Allosteric Regulation Mechanism. There are two types of allosteric regulation on the basis of substrate and effector molecules: Homotropic Regulation: Here, the substrate molecule acts as an effector also. It is mostly enzyme activation and also called cooperativity, e.g.

binding of oxygen to haemoglobin. Start studying Biochemistry Enzymes Questons. Learn vocabulary, terms, and more with flashcards, games, and other study tools.

Living things must regulate the rate of catalytic processes. Explain how the cell regulates enzymatic reactions. Why is the regulation of biochemical important. 3 reasons. Process in which the product of a pathway inhibits the activity of the pacemaker enzyme Describe the two models that explain the binding of allosteric enzymes.

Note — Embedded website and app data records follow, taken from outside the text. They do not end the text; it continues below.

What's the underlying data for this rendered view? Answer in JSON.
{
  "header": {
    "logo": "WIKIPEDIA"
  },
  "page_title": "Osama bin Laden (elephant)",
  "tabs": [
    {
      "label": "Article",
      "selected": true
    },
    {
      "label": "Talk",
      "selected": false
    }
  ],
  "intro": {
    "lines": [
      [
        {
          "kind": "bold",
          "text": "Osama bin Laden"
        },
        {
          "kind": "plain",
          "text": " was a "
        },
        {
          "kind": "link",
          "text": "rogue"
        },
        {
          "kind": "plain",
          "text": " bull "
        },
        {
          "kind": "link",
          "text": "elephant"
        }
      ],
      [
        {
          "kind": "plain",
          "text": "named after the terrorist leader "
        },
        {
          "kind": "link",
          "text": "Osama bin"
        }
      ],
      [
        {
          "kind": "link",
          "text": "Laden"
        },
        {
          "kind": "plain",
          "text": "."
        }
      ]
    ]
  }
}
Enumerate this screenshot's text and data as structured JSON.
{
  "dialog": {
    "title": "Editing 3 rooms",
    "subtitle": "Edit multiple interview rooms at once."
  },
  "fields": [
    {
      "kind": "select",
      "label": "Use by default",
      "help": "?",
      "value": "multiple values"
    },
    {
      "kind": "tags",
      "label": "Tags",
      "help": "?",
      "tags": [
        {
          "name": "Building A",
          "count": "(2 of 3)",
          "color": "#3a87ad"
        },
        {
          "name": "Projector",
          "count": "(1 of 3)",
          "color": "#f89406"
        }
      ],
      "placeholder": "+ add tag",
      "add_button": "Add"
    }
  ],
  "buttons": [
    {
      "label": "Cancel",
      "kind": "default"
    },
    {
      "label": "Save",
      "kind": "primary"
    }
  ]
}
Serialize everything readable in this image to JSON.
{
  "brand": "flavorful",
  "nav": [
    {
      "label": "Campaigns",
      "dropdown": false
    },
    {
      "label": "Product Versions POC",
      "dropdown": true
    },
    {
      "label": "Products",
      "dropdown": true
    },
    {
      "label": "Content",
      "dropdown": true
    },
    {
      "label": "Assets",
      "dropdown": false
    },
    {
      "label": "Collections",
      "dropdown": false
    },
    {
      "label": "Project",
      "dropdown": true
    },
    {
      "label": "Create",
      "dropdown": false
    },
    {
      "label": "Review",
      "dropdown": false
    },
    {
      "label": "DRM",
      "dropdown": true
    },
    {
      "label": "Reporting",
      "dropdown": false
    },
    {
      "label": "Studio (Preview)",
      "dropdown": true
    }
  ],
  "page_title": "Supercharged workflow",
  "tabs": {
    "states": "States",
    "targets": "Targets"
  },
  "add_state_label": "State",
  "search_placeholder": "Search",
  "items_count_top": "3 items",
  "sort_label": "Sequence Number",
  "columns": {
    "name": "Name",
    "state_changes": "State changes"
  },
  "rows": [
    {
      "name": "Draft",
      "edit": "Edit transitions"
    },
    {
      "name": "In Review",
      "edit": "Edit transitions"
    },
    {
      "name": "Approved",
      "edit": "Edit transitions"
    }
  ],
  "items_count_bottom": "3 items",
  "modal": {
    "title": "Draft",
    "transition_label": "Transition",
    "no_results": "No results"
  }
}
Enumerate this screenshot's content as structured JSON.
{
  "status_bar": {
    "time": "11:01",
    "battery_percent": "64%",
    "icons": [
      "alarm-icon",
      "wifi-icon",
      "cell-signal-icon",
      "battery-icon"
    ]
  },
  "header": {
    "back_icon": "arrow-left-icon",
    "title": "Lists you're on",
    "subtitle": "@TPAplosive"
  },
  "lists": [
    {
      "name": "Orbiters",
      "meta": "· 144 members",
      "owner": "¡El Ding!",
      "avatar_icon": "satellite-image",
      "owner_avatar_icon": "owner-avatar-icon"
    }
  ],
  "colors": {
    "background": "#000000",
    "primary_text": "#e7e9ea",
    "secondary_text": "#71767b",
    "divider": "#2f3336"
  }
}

Use either model to explain the binding of oxygen to hemoglobin. Noncovalent interactions have a constitutive role in the science of intermolecular relationships, particularly those involving aromatic rings such as π–π and cation–π.

In recent years, anion–π contact has also been recognized as a noncovalent bonding interaction with important implications in. In this chapter we study the ‘modules’ of biochemical regulation. Our treatment follows that of Tyson, et al. [1, 2]. These modules are components of biochemical control systems (“systems biology” is the current buzz word).

Assembled into a biochemical circuit, they can represent many cellular processes. Signaling via covalent modificationFile Size: 3MB. Regulate – to control or direct according to a rule, principle or law Enzyme regulation- is the control of the rate of a reaction catalyzed by an enzyme by some effector (e.g., inhibitors or activators) or by alteration of some condition (e.g., pH or ionic strength).

3.Biological and Biochemical Foundations of Living Systems: Content Category 1A Structure and function of proteins and their constituent amino acids Macromolecules formed from amino acids adopt well-defined, three-dimensional structures with chemical properties that are responsible for their participation in virtually every process occurring.